── INPUT ──

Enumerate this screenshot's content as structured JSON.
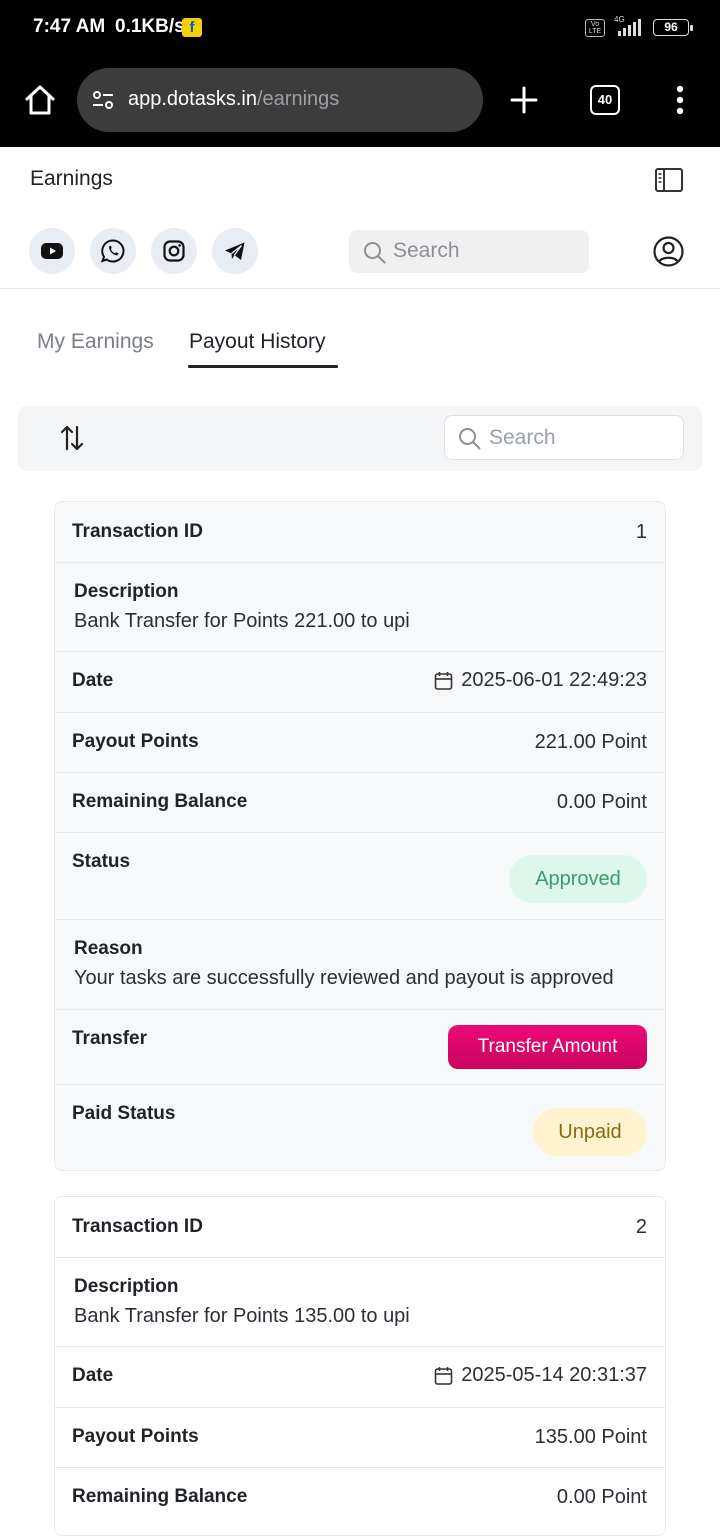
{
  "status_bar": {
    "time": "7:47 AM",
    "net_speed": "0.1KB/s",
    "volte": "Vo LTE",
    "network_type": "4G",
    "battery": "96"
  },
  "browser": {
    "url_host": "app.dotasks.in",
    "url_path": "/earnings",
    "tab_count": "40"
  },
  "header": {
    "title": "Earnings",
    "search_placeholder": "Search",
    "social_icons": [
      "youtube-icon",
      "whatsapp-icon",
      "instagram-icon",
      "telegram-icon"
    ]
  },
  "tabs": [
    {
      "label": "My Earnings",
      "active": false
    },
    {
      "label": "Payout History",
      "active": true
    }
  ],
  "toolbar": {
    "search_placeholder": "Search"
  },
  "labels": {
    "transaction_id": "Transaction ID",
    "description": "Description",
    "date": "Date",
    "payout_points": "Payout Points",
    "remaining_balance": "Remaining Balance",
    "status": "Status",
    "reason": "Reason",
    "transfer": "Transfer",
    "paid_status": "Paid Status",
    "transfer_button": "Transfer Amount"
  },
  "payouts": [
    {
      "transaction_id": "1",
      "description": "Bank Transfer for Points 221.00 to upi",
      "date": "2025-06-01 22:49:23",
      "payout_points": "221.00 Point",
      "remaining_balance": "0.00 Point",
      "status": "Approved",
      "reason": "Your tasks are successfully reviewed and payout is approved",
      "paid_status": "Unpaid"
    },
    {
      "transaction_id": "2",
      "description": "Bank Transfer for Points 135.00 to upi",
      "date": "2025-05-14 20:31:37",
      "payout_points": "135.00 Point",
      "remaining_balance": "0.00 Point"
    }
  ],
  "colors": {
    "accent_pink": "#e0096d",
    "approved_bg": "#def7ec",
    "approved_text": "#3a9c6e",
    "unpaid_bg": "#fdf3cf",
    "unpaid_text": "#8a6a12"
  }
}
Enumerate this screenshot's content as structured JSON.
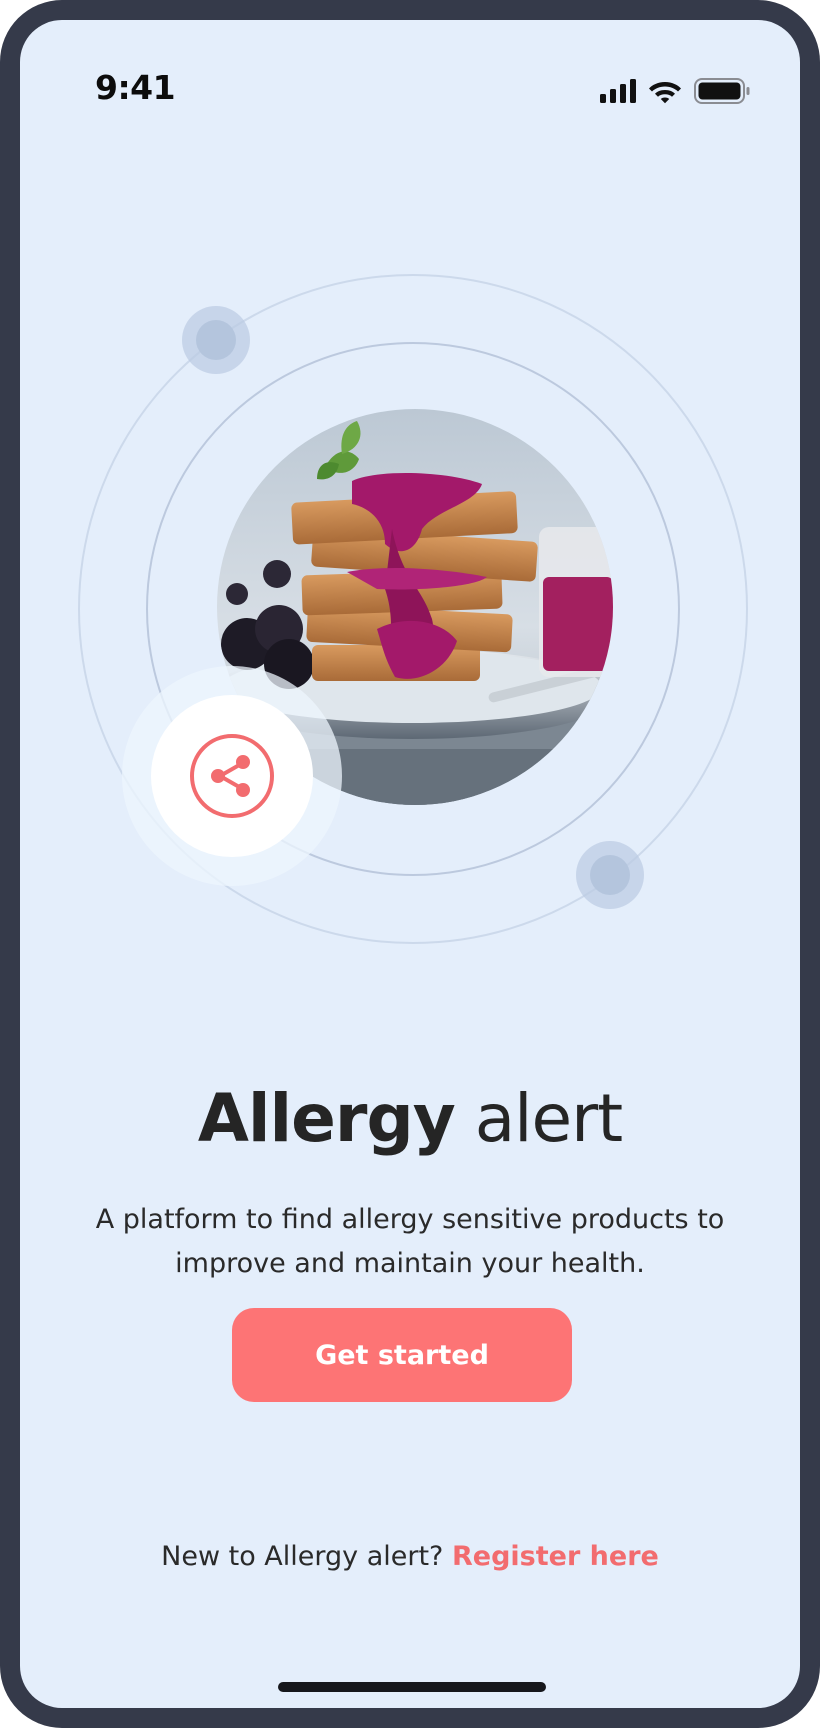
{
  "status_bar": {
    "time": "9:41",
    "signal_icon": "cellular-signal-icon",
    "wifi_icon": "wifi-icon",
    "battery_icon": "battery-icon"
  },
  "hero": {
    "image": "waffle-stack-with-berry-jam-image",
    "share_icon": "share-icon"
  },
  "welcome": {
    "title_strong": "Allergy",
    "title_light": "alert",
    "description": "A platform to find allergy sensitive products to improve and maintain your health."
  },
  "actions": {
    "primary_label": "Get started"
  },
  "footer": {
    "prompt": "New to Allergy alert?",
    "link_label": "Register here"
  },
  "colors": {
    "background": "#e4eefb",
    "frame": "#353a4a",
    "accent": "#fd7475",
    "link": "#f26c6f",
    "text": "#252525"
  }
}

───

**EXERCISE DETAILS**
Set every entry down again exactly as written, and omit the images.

**COMPLETED TASK**
Enumerate this screenshot's content as structured JSON.
{
  "status_bar": {
    "time": "7:47 AM",
    "net_speed": "0.1KB/s",
    "volte": "Vo LTE",
    "network_type": "4G",
    "battery": "96"
  },
  "browser": {
    "url_host": "app.dotasks.in",
    "url_path": "/earnings",
    "tab_count": "40"
  },
  "header": {
    "title": "Earnings",
    "search_placeholder": "Search",
    "social_icons": [
      "youtube-icon",
      "whatsapp-icon",
      "instagram-icon",
      "telegram-icon"
    ]
  },
  "tabs": [
    {
      "label": "My Earnings",
      "active": false
    },
    {
      "label": "Payout History",
      "active": true
    }
  ],
  "toolbar": {
    "search_placeholder": "Search"
  },
  "labels": {
    "transaction_id": "Transaction ID",
    "description": "Description",
    "date": "Date",
    "payout_points": "Payout Points",
    "remaining_balance": "Remaining Balance",
    "status": "Status",
    "reason": "Reason",
    "transfer": "Transfer",
    "paid_status": "Paid Status",
    "transfer_button": "Transfer Amount"
  },
  "payouts": [
    {
      "transaction_id": "1",
      "description": "Bank Transfer for Points 221.00 to upi",
      "date": "2025-06-01 22:49:23",
      "payout_points": "221.00 Point",
      "remaining_balance": "0.00 Point",
      "status": "Approved",
      "reason": "Your tasks are successfully reviewed and payout is approved",
      "paid_status": "Unpaid"
    },
    {
      "transaction_id": "2",
      "description": "Bank Transfer for Points 135.00 to upi",
      "date": "2025-05-14 20:31:37",
      "payout_points": "135.00 Point",
      "remaining_balance": "0.00 Point"
    }
  ],
  "colors": {
    "accent_pink": "#e0096d",
    "approved_bg": "#def7ec",
    "approved_text": "#3a9c6e",
    "unpaid_bg": "#fdf3cf",
    "unpaid_text": "#8a6a12"
  }
}
Enumerate this screenshot's content as structured JSON.
{
  "status_bar": {
    "time": "9:41",
    "signal_icon": "cellular-signal-icon",
    "wifi_icon": "wifi-icon",
    "battery_icon": "battery-icon"
  },
  "hero": {
    "image": "waffle-stack-with-berry-jam-image",
    "share_icon": "share-icon"
  },
  "welcome": {
    "title_strong": "Allergy",
    "title_light": "alert",
    "description": "A platform to find allergy sensitive products to improve and maintain your health."
  },
  "actions": {
    "primary_label": "Get started"
  },
  "footer": {
    "prompt": "New to Allergy alert?",
    "link_label": "Register here"
  },
  "colors": {
    "background": "#e4eefb",
    "frame": "#353a4a",
    "accent": "#fd7475",
    "link": "#f26c6f",
    "text": "#252525"
  }
}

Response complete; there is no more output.